Moments. There are several moments in the film of absolute brilliance. The X-Men stories are uniquely relatable because they are set in the real world and in real history. The mutants themselves are symbolic of an oppressed, victimized race and can be substituted for many real situations: Jews in the holocaust, immigrants, slavery, women in society, homosexuality, etc. When the X-Men movies are great, they are dealing with these realities. “Dark Phoenix” has a few of these moments.

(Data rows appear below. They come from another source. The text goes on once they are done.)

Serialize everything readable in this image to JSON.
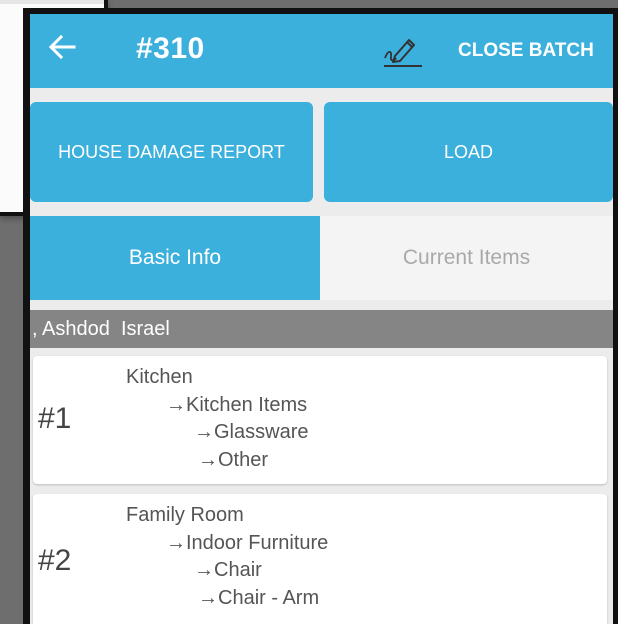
{
  "header": {
    "batch_number": "#310",
    "close_batch_label": "CLOSE BATCH",
    "back_icon": "arrow-left-icon",
    "sign_icon": "signature-pen-icon"
  },
  "actions": {
    "house_damage_report_label": "HOUSE DAMAGE REPORT",
    "load_label": "LOAD"
  },
  "tabs": [
    {
      "label": "Basic Info",
      "active": true
    },
    {
      "label": "Current Items",
      "active": false
    }
  ],
  "address": ", Ashdod  Israel",
  "rooms": [
    {
      "number": "#1",
      "room": "Kitchen",
      "category": "→Kitchen Items",
      "subcategory": "→Glassware",
      "item": "→Other"
    },
    {
      "number": "#2",
      "room": "Family Room",
      "category": "→Indoor Furniture",
      "subcategory": "→Chair",
      "item": "→Chair - Arm"
    }
  ],
  "colors": {
    "accent": "#3bb0dc",
    "address_bar": "#858585",
    "inactive_tab_text": "#a9a9a9"
  }
}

Acting. Kudos to James McAvoy and Michael Fassbender who chew up each scene in glorious drama. McAvoy seems to have snuck in some of his “Split” personalities into Charles Xavier and it works so well to show Charles falling into the temptation of fame and glory. Nicholas Hoult turns in the first performance I have truly enjoyed for the character of Beast.

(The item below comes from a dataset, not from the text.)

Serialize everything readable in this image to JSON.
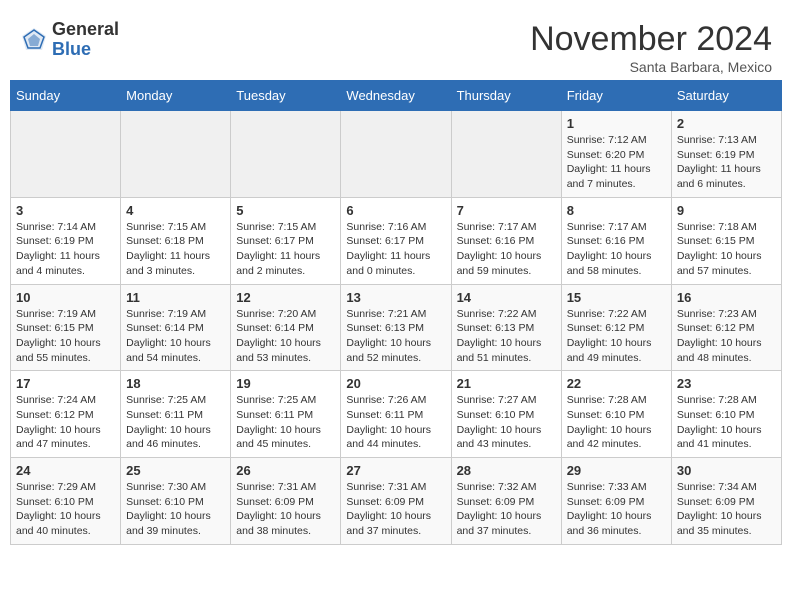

Everything else. From editing, to visual effects, to the scriptwriting, to the phoned-in acting of Jennifer Lawrence, to continuity, this film is a stinker. The dripping-cheese dialogue is gag-inducing and the lack of continuity not just of the Brian Singer films (“X-Men,” “X2,” “X-Men: The Last Stand”), but also all the “First Class” movies of the current series. I think the producers had a specific story they wanted to tell over the course of multiple movies and instead of dropping that idea when limited to one final movie, they just crammed it all in to this film. All that you read about problems with the final season of Game of Thrones you could apply to this film. Thankfully, it is only two hours long.
Back to the Good
There are some decent lessons in this movie. Charles hides the truth from Jean to protect her from pain; something parents want to do with their children every day. However, this leads to disaster once Jean does find out. His motivation to hide the truth is not very clear and more importantly, not necessary. Jean already had an inkling that she had special abilities and deep down probably understood that it was no ordinary car accident that killed her mom. It would have been far better to help her understand that truth instead of burying it deep inside. Later, like Satan whispering to Eve, Jean hears the lie that she could become God. There is no proof that what Vuk told her is true, but it entices her all the same.
This movie has moments of brilliance wrapped up in horrible writing. It is better than “X-Men: Apocalypse” because I never walked out of the theater; although there were times the thought came into my mind. I am a fan of the X-Men stories and my expectations were probably set too high. It may be that the Marvel Cinematic Universe has skewed my idea of a good comic book movie; but I do not think this is a bad thing. I want movies to be as good as they can be in every category. When you have consistent excellence from other movies, you should no longer be okay with mediocre. The film is rated PG-13 for intense sequences of sci-fi violence and action including some gunplay, disturbing images, and brief strong language (one f-word by an unlikely character to utter it). If you want a comic book movie without depth and better than an 80’s television show, you may really enjoy “Dark Phoenix;” 65% of people posting on rottentomatoes.com certainly did. I did not. On a scale of five, my daughter rates it two and a half gifted pens, and I rate it two 1970s airbags.